Fifteen minutes later, he asked me to walk with him to observe an interview and check up for another patient who also has thyroid cancer surgery in about an hour, after he looked on his file and studied the patient’s case. We went to the patient’s room. Dr. Siegel introduced himself to the patient and the family, and then he paused and looked at me. At that moment I understood that he wanted me to introduce myself too. I introduced myself to them, and then he started asking the patient about his morale. He explained to the patient how the surgery would go and briefly explained what thyroid cancer is, due to a request from the patient’s family. After that, he shook hands with the patient and told him that he was in good hands and that they would take care of him and then we left.
I really enjoyed working with and observing Dr. Siegel. He is a very kind human who loves his job. He has high communication skills that allow him to easily comfort his patients. I learned a lot from this wise surgeon and I am willing to attend more surgeries with him, so that I can gain more experience and get ready for my clinical rotation, residency and then become a successful physician like Dr. Siegel.
I realized that clinical observation is the best way to determine if a medical student is responsible enough to master this profession. Moreover, most medical programs, like PA, require a recommendation letter from a professional person who works within the field. For this reason, I decided to do my clinical observation before graduating from medical school and before I prepare for the USMLE exam.
Also, good networks are essential. Sometimes it opens the door for new opportunities, services, or internship. So due to the importance of networking in the medical field, I stayed in contact with Dr. Thomas Siegel hoping to get my recommendation letter from this professional doctor.

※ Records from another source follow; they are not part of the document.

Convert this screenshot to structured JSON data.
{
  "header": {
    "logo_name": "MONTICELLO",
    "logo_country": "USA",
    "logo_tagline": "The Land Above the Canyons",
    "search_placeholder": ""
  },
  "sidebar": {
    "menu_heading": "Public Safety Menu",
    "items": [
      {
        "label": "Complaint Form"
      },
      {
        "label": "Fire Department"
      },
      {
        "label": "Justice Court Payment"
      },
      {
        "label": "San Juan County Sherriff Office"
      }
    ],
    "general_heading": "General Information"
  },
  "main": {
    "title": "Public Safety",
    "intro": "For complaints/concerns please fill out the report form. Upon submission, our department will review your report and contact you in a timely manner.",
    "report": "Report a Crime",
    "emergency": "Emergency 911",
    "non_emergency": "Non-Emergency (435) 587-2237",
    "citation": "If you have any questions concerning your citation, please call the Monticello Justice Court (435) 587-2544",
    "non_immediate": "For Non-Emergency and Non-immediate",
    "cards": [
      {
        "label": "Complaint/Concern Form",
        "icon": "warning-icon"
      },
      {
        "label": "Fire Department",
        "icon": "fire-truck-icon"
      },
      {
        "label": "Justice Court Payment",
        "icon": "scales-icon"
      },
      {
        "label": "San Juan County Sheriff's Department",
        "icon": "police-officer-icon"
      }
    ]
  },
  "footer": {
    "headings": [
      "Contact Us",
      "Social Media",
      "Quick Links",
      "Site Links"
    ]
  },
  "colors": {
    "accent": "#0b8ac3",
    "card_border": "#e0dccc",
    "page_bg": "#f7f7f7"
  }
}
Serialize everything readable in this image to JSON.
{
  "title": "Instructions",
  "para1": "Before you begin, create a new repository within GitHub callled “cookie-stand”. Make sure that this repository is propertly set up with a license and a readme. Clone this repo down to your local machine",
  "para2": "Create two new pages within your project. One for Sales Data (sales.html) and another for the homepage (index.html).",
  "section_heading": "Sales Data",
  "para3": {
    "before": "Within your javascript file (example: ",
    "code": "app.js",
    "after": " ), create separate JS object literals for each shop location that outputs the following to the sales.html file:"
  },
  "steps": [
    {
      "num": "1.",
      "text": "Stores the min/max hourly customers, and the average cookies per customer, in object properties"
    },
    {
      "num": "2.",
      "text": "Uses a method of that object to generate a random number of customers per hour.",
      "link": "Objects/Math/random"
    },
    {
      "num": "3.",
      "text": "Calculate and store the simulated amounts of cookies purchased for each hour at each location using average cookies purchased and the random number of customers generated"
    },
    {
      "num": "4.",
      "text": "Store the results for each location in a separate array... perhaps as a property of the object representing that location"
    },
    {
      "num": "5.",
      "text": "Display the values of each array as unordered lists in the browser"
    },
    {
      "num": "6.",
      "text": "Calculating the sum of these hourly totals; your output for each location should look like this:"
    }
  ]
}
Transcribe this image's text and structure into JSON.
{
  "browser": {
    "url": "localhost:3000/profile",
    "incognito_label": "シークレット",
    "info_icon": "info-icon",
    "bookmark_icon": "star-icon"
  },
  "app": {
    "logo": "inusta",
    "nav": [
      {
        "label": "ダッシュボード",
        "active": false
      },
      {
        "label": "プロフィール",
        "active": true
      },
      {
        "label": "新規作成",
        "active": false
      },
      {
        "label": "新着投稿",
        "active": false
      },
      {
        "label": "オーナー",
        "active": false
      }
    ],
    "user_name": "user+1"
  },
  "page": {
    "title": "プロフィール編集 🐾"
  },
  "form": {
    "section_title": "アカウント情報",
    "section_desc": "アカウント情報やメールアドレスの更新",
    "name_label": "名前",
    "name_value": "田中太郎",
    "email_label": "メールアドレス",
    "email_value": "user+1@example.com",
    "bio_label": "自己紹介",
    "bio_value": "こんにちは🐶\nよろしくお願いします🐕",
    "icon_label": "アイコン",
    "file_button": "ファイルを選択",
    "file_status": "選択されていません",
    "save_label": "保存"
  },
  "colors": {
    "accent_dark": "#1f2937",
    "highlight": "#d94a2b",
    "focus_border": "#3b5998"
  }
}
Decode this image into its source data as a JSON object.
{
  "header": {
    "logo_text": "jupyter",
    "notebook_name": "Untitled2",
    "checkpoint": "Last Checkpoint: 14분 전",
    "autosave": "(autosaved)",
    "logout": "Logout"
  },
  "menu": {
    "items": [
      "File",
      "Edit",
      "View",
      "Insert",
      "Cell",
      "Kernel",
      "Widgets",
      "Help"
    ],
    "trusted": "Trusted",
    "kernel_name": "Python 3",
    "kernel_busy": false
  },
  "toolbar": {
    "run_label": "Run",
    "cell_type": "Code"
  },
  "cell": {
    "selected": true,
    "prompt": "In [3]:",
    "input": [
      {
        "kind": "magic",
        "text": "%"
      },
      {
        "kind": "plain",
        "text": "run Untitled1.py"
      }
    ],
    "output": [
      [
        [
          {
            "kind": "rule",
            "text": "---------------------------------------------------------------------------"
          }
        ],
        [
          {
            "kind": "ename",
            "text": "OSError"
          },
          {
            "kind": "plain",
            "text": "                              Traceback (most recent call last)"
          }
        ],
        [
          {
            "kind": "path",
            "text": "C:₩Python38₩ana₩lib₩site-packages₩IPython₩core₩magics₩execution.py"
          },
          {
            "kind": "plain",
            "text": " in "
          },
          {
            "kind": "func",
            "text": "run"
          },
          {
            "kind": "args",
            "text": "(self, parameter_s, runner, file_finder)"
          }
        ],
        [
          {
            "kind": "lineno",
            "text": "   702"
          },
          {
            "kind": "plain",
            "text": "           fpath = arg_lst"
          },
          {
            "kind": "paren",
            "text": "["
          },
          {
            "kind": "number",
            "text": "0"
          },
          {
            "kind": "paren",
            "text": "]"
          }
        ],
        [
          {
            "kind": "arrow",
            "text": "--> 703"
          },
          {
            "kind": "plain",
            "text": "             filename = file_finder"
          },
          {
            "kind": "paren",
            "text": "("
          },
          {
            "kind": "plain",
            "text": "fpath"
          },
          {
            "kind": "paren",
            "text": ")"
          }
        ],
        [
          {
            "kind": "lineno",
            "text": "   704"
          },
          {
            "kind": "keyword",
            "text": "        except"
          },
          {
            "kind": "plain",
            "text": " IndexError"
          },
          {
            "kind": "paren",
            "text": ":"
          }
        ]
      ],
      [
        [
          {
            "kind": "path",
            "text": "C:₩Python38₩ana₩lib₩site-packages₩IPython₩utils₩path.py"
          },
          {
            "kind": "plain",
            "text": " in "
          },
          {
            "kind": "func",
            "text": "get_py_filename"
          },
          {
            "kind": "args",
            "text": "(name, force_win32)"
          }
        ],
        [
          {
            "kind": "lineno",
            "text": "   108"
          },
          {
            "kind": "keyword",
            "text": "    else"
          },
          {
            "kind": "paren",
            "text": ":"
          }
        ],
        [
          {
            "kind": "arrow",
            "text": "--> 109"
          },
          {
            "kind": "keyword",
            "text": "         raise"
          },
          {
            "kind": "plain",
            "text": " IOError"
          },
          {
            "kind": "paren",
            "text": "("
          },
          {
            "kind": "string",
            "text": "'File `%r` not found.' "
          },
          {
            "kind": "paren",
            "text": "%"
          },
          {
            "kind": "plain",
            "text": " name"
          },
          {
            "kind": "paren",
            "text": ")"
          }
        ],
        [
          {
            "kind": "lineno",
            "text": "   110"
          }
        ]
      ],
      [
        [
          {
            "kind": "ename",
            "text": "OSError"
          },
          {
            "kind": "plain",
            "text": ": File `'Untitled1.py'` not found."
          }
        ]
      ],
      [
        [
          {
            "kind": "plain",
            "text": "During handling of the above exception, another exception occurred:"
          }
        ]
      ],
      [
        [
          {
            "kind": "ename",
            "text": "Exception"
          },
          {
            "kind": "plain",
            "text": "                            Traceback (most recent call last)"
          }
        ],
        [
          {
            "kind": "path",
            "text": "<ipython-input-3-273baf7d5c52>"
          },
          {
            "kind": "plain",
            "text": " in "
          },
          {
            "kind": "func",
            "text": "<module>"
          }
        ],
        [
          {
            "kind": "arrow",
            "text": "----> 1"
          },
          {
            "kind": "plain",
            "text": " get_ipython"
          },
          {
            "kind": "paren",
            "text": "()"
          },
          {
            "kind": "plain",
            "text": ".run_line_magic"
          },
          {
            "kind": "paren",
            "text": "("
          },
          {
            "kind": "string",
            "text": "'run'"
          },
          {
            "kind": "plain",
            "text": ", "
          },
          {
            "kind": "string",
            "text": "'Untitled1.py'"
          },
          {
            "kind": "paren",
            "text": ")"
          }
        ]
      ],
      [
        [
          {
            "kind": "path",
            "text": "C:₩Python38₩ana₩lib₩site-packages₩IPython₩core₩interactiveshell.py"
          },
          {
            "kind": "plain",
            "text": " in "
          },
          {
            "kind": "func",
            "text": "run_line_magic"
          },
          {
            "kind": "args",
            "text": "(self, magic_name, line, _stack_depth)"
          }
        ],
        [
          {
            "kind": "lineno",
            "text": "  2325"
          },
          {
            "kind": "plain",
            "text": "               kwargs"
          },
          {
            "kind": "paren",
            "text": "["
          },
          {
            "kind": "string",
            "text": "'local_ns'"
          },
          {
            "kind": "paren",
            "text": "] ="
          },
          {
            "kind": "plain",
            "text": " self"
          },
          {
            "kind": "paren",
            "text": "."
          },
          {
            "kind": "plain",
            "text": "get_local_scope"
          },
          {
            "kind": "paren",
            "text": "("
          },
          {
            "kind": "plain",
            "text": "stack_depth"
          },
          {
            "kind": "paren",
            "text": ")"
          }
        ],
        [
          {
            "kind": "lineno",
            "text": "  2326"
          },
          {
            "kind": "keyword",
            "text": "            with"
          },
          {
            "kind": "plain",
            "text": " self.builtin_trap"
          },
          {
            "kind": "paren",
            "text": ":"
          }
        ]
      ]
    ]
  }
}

I still insist to continue my clinical observation, whenever I have the chance. It’s a great way to learn my medical field and get ready for my clinical rotation.
-Mouhmamad Ahmad, Washington University of Health and Science